_What the task asks_
Each of the following records is to be output exactly.

Web page and app entries:

════════

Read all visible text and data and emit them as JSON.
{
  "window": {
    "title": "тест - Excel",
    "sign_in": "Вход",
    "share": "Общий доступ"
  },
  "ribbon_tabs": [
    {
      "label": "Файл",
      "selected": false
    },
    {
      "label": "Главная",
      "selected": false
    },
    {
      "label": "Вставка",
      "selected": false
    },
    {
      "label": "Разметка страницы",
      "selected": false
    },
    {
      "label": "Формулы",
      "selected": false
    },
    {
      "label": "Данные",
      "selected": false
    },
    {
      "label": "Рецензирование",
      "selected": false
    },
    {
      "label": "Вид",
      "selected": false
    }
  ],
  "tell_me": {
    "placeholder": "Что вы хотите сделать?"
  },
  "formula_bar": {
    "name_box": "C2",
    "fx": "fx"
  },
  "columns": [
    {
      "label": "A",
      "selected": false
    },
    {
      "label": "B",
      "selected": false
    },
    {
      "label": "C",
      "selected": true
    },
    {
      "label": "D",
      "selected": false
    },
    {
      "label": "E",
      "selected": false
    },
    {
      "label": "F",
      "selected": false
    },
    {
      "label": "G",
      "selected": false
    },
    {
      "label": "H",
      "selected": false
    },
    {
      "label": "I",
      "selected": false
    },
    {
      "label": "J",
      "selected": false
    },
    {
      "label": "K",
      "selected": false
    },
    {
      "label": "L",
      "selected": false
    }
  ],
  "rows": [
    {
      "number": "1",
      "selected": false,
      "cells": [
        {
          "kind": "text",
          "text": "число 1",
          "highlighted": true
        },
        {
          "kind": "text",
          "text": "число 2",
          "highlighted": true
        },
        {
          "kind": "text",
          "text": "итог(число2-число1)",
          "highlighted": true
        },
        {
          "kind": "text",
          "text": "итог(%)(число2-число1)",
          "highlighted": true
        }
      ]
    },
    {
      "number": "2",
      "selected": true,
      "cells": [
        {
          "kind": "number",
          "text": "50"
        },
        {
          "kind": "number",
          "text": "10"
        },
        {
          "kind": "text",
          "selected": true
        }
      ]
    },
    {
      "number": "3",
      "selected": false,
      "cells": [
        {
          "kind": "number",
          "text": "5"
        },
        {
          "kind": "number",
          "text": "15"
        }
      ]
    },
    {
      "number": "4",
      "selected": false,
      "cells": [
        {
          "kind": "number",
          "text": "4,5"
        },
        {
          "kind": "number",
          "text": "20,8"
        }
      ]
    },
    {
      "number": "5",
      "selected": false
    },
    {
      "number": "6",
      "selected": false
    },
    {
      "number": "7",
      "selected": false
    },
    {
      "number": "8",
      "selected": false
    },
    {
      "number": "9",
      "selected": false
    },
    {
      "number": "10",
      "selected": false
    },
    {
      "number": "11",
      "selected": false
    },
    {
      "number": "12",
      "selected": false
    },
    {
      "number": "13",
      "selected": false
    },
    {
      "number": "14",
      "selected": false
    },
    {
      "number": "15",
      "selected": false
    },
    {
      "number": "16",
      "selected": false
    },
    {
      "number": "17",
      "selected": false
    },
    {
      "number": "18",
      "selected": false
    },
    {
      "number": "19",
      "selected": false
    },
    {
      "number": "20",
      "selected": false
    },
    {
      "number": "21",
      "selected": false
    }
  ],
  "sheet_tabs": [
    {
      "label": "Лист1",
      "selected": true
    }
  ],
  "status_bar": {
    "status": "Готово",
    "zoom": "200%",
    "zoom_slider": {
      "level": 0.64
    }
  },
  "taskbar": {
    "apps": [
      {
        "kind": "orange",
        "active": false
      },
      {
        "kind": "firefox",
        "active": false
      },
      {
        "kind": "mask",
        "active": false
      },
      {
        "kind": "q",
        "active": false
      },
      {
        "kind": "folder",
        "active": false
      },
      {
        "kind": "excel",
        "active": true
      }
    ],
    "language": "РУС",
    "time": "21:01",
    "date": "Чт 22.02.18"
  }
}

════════

_Response area_
Read all visible text and data and emit them as JSON.
{
  "window": {
    "title": "тест - Excel",
    "sign_in": "Вход",
    "share": "Общий доступ"
  },
  "ribbon_tabs": [
    {
      "label": "Файл",
      "selected": false
    },
    {
      "label": "Главная",
      "selected": false
    },
    {
      "label": "Вставка",
      "selected": false
    },
    {
      "label": "Разметка страницы",
      "selected": false
    },
    {
      "label": "Формулы",
      "selected": false
    },
    {
      "label": "Данные",
      "selected": false
    },
    {
      "label": "Рецензирование",
      "selected": false
    },
    {
      "label": "Вид",
      "selected": false
    }
  ],
  "tell_me": {
    "placeholder": "Что вы хотите сделать?"
  },
  "formula_bar": {
    "name_box": "C2",
    "fx": "fx"
  },
  "columns": [
    {
      "label": "A",
      "selected": false
    },
    {
      "label": "B",
      "selected": false
    },
    {
      "label": "C",
      "selected": true
    },
    {
      "label": "D",
      "selected": false
    },
    {
      "label": "E",
      "selected": false
    },
    {
      "label": "F",
      "selected": false
    },
    {
      "label": "G",
      "selected": false
    },
    {
      "label": "H",
      "selected": false
    },
    {
      "label": "I",
      "selected": false
    },
    {
      "label": "J",
      "selected": false
    },
    {
      "label": "K",
      "selected": false
    },
    {
      "label": "L",
      "selected": false
    }
  ],
  "rows": [
    {
      "number": "1",
      "selected": false,
      "cells": [
        {
          "kind": "text",
          "text": "число 1",
          "highlighted": true
        },
        {
          "kind": "text",
          "text": "число 2",
          "highlighted": true
        },
        {
          "kind": "text",
          "text": "итог(число2-число1)",
          "highlighted": true
        },
        {
          "kind": "text",
          "text": "итог(%)(число2-число1)",
          "highlighted": true
        }
      ]
    },
    {
      "number": "2",
      "selected": true,
      "cells": [
        {
          "kind": "number",
          "text": "50"
        },
        {
          "kind": "number",
          "text": "10"
        },
        {
          "kind": "text",
          "selected": true
        }
      ]
    },
    {
      "number": "3",
      "selected": false,
      "cells": [
        {
          "kind": "number",
          "text": "5"
        },
        {
          "kind": "number",
          "text": "15"
        }
      ]
    },
    {
      "number": "4",
      "selected": false,
      "cells": [
        {
          "kind": "number",
          "text": "4,5"
        },
        {
          "kind": "number",
          "text": "20,8"
        }
      ]
    },
    {
      "number": "5",
      "selected": false
    },
    {
      "number": "6",
      "selected": false
    },
    {
      "number": "7",
      "selected": false
    },
    {
      "number": "8",
      "selected": false
    },
    {
      "number": "9",
      "selected": false
    },
    {
      "number": "10",
      "selected": false
    },
    {
      "number": "11",
      "selected": false
    },
    {
      "number": "12",
      "selected": false
    },
    {
      "number": "13",
      "selected": false
    },
    {
      "number": "14",
      "selected": false
    },
    {
      "number": "15",
      "selected": false
    },
    {
      "number": "16",
      "selected": false
    },
    {
      "number": "17",
      "selected": false
    },
    {
      "number": "18",
      "selected": false
    },
    {
      "number": "19",
      "selected": false
    },
    {
      "number": "20",
      "selected": false
    },
    {
      "number": "21",
      "selected": false
    }
  ],
  "sheet_tabs": [
    {
      "label": "Лист1",
      "selected": true
    }
  ],
  "status_bar": {
    "status": "Готово",
    "zoom": "200%",
    "zoom_slider": {
      "level": 0.64
    }
  },
  "taskbar": {
    "apps": [
      {
        "kind": "orange",
        "active": false
      },
      {
        "kind": "firefox",
        "active": false
      },
      {
        "kind": "mask",
        "active": false
      },
      {
        "kind": "q",
        "active": false
      },
      {
        "kind": "folder",
        "active": false
      },
      {
        "kind": "excel",
        "active": true
      }
    ],
    "language": "РУС",
    "time": "21:01",
    "date": "Чт 22.02.18"
  }
}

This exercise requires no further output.